What you have to do
Retype the data that follows line by line, exactly, and leave its pictures out.

Component data from apps and pages
——————————

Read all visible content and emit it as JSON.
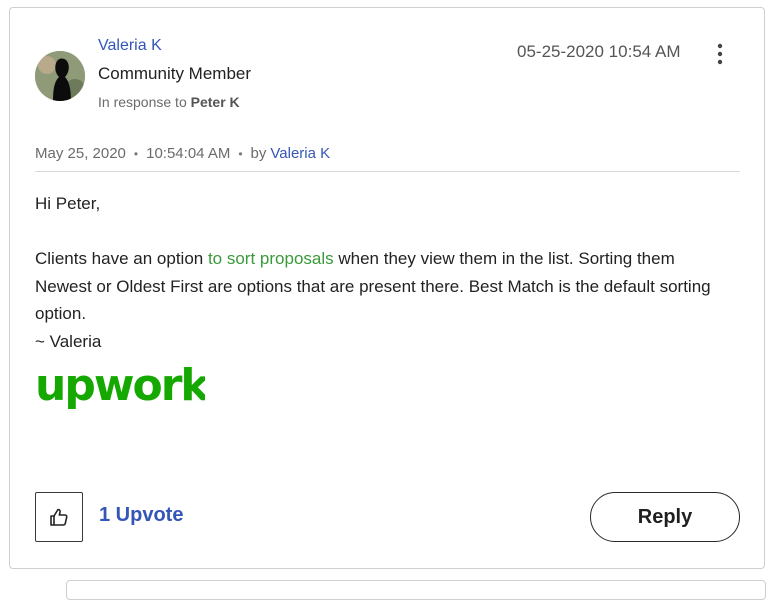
{
  "post": {
    "author": "Valeria K",
    "rank": "Community Member",
    "in_response_prefix": "In response to",
    "in_response_to": "Peter K",
    "posted_datetime": "05-25-2020 10:54 AM",
    "meta_date": "May 25, 2020",
    "meta_time": "10:54:04 AM",
    "meta_by": "by",
    "meta_author": "Valeria K"
  },
  "body": {
    "greeting": "Hi Peter,",
    "line1_before": "Clients have an option ",
    "line1_link": "to sort proposals",
    "line1_after": " when they view them in the list. Sorting them Newest or Oldest First are options that are present there. Best Match is the default sorting option.",
    "signature": "~ Valeria",
    "logo_text": "upwork"
  },
  "actions": {
    "upvote_count": "1 Upvote",
    "reply_label": "Reply"
  },
  "icons": {
    "menu": "kebab-vertical-icon",
    "upvote": "thumbs-up-icon"
  },
  "colors": {
    "link_blue": "#3456b8",
    "link_green": "#3b9a3b",
    "brand_green": "#14a800"
  }
}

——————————

Written response
Read all visible content and emit it as JSON.
{
  "post": {
    "author": "Valeria K",
    "rank": "Community Member",
    "in_response_prefix": "In response to",
    "in_response_to": "Peter K",
    "posted_datetime": "05-25-2020 10:54 AM",
    "meta_date": "May 25, 2020",
    "meta_time": "10:54:04 AM",
    "meta_by": "by",
    "meta_author": "Valeria K"
  },
  "body": {
    "greeting": "Hi Peter,",
    "line1_before": "Clients have an option ",
    "line1_link": "to sort proposals",
    "line1_after": " when they view them in the list. Sorting them Newest or Oldest First are options that are present there. Best Match is the default sorting option.",
    "signature": "~ Valeria",
    "logo_text": "upwork"
  },
  "actions": {
    "upvote_count": "1 Upvote",
    "reply_label": "Reply"
  },
  "icons": {
    "menu": "kebab-vertical-icon",
    "upvote": "thumbs-up-icon"
  },
  "colors": {
    "link_blue": "#3456b8",
    "link_green": "#3b9a3b",
    "brand_green": "#14a800"
  }
}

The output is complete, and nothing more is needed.